- _Extracted material_:
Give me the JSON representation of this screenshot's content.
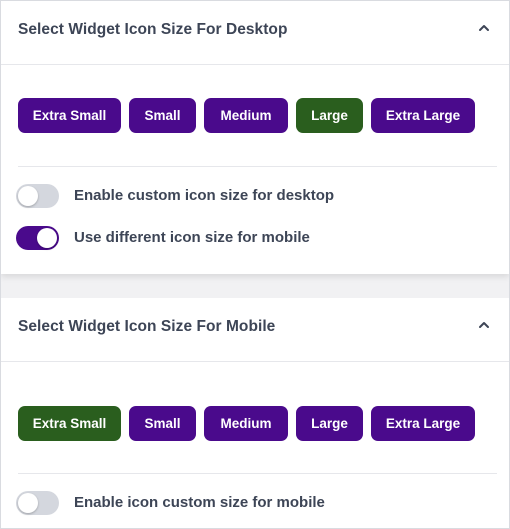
{
  "colors": {
    "primary": "#4a0a8c",
    "selected": "#2a5e1e",
    "toggle_off": "#d4d7de"
  },
  "desktop": {
    "title": "Select Widget Icon Size For Desktop",
    "collapse_icon": "chevron-up-icon",
    "sizes": [
      {
        "label": "Extra Small",
        "selected": false
      },
      {
        "label": "Small",
        "selected": false
      },
      {
        "label": "Medium",
        "selected": false
      },
      {
        "label": "Large",
        "selected": true
      },
      {
        "label": "Extra Large",
        "selected": false
      }
    ],
    "toggles": [
      {
        "label": "Enable custom icon size for desktop",
        "on": false
      },
      {
        "label": "Use different icon size for mobile",
        "on": true
      }
    ]
  },
  "mobile": {
    "title": "Select Widget Icon Size For Mobile",
    "collapse_icon": "chevron-up-icon",
    "sizes": [
      {
        "label": "Extra Small",
        "selected": true
      },
      {
        "label": "Small",
        "selected": false
      },
      {
        "label": "Medium",
        "selected": false
      },
      {
        "label": "Large",
        "selected": false
      },
      {
        "label": "Extra Large",
        "selected": false
      }
    ],
    "toggles": [
      {
        "label": "Enable icon custom size for mobile",
        "on": false
      }
    ]
  }
}
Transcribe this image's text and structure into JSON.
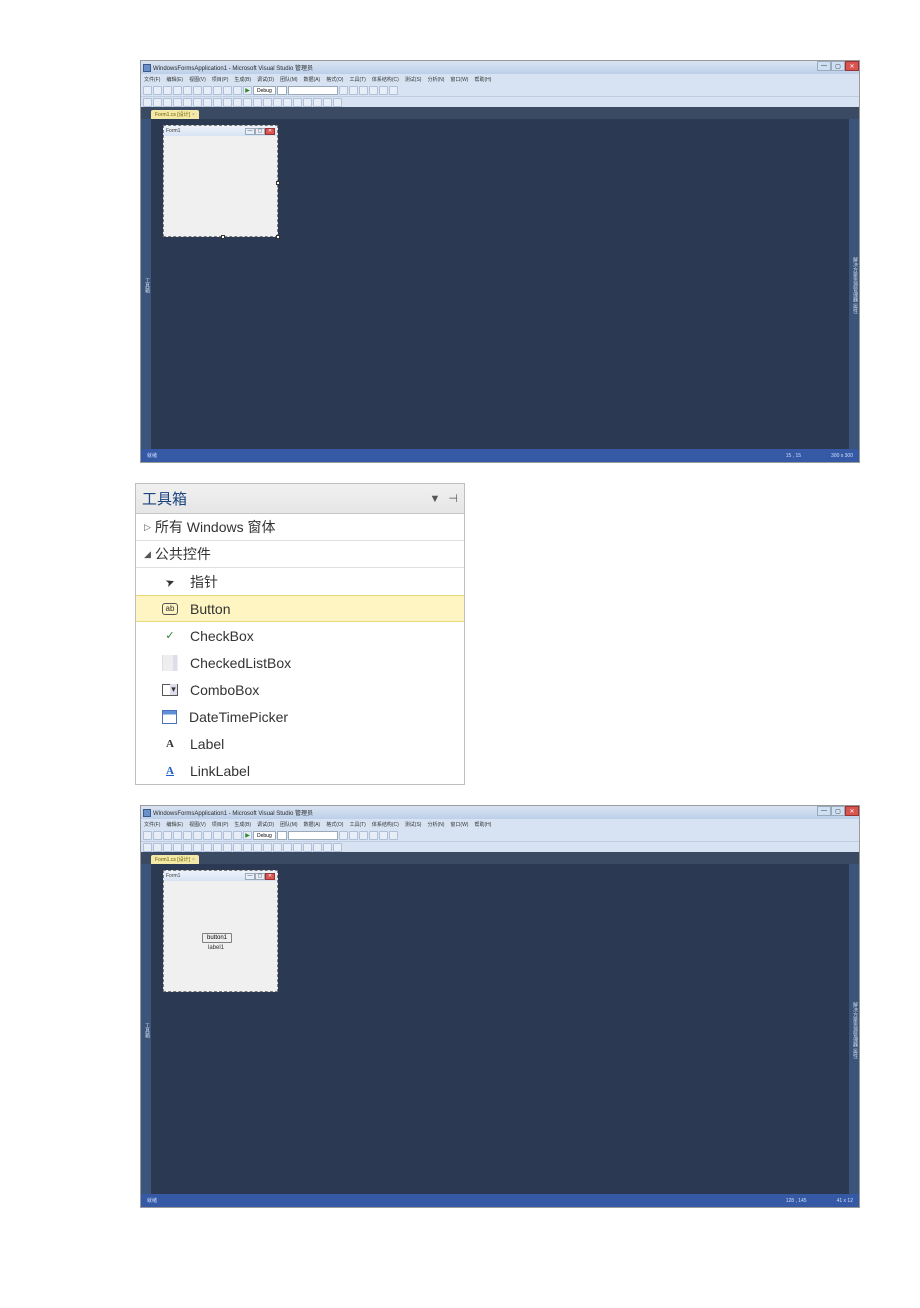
{
  "vs1": {
    "title": "WindowsFormsApplication1 - Microsoft Visual Studio 管理员",
    "menus": [
      "文件(F)",
      "编辑(E)",
      "视图(V)",
      "项目(P)",
      "生成(B)",
      "调试(D)",
      "团队(M)",
      "数据(A)",
      "格式(O)",
      "工具(T)",
      "体系结构(C)",
      "测试(S)",
      "分析(N)",
      "窗口(W)",
      "帮助(H)"
    ],
    "config": "Debug",
    "tab": "Form1.cs [设计]",
    "formTitle": "Form1",
    "status_left": "就绪",
    "coords": "15 , 15",
    "size": "300 x 300"
  },
  "toolbox": {
    "title": "工具箱",
    "groups": {
      "all_windows": "所有 Windows 窗体",
      "common": "公共控件"
    },
    "items": {
      "pointer": "指针",
      "button": "Button",
      "checkbox": "CheckBox",
      "checkedlistbox": "CheckedListBox",
      "combobox": "ComboBox",
      "datetimepicker": "DateTimePicker",
      "label": "Label",
      "linklabel": "LinkLabel"
    }
  },
  "vs2": {
    "title": "WindowsFormsApplication1 - Microsoft Visual Studio 管理员",
    "menus": [
      "文件(F)",
      "编辑(E)",
      "视图(V)",
      "项目(P)",
      "生成(B)",
      "调试(D)",
      "团队(M)",
      "数据(A)",
      "格式(O)",
      "工具(T)",
      "体系结构(C)",
      "测试(S)",
      "分析(N)",
      "窗口(W)",
      "帮助(H)"
    ],
    "config": "Debug",
    "tab": "Form1.cs [设计]",
    "formTitle": "Form1",
    "button1": "button1",
    "label1": "label1",
    "status_left": "就绪",
    "coords": "128 , 145",
    "size": "41 x 12"
  }
}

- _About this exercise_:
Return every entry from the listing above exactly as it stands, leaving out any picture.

- _Result of this exercise_:
Give me the JSON representation of this screenshot's content.
{
  "colors": {
    "primary": "#4a0a8c",
    "selected": "#2a5e1e",
    "toggle_off": "#d4d7de"
  },
  "desktop": {
    "title": "Select Widget Icon Size For Desktop",
    "collapse_icon": "chevron-up-icon",
    "sizes": [
      {
        "label": "Extra Small",
        "selected": false
      },
      {
        "label": "Small",
        "selected": false
      },
      {
        "label": "Medium",
        "selected": false
      },
      {
        "label": "Large",
        "selected": true
      },
      {
        "label": "Extra Large",
        "selected": false
      }
    ],
    "toggles": [
      {
        "label": "Enable custom icon size for desktop",
        "on": false
      },
      {
        "label": "Use different icon size for mobile",
        "on": true
      }
    ]
  },
  "mobile": {
    "title": "Select Widget Icon Size For Mobile",
    "collapse_icon": "chevron-up-icon",
    "sizes": [
      {
        "label": "Extra Small",
        "selected": true
      },
      {
        "label": "Small",
        "selected": false
      },
      {
        "label": "Medium",
        "selected": false
      },
      {
        "label": "Large",
        "selected": false
      },
      {
        "label": "Extra Large",
        "selected": false
      }
    ],
    "toggles": [
      {
        "label": "Enable icon custom size for mobile",
        "on": false
      }
    ]
  }
}
Transcribe this image's text and structure into JSON.
{
  "vs1": {
    "title": "WindowsFormsApplication1 - Microsoft Visual Studio 管理员",
    "menus": [
      "文件(F)",
      "编辑(E)",
      "视图(V)",
      "项目(P)",
      "生成(B)",
      "调试(D)",
      "团队(M)",
      "数据(A)",
      "格式(O)",
      "工具(T)",
      "体系结构(C)",
      "测试(S)",
      "分析(N)",
      "窗口(W)",
      "帮助(H)"
    ],
    "config": "Debug",
    "tab": "Form1.cs [设计]",
    "formTitle": "Form1",
    "status_left": "就绪",
    "coords": "15 , 15",
    "size": "300 x 300"
  },
  "toolbox": {
    "title": "工具箱",
    "groups": {
      "all_windows": "所有 Windows 窗体",
      "common": "公共控件"
    },
    "items": {
      "pointer": "指针",
      "button": "Button",
      "checkbox": "CheckBox",
      "checkedlistbox": "CheckedListBox",
      "combobox": "ComboBox",
      "datetimepicker": "DateTimePicker",
      "label": "Label",
      "linklabel": "LinkLabel"
    }
  },
  "vs2": {
    "title": "WindowsFormsApplication1 - Microsoft Visual Studio 管理员",
    "menus": [
      "文件(F)",
      "编辑(E)",
      "视图(V)",
      "项目(P)",
      "生成(B)",
      "调试(D)",
      "团队(M)",
      "数据(A)",
      "格式(O)",
      "工具(T)",
      "体系结构(C)",
      "测试(S)",
      "分析(N)",
      "窗口(W)",
      "帮助(H)"
    ],
    "config": "Debug",
    "tab": "Form1.cs [设计]",
    "formTitle": "Form1",
    "button1": "button1",
    "label1": "label1",
    "status_left": "就绪",
    "coords": "128 , 145",
    "size": "41 x 12"
  }
}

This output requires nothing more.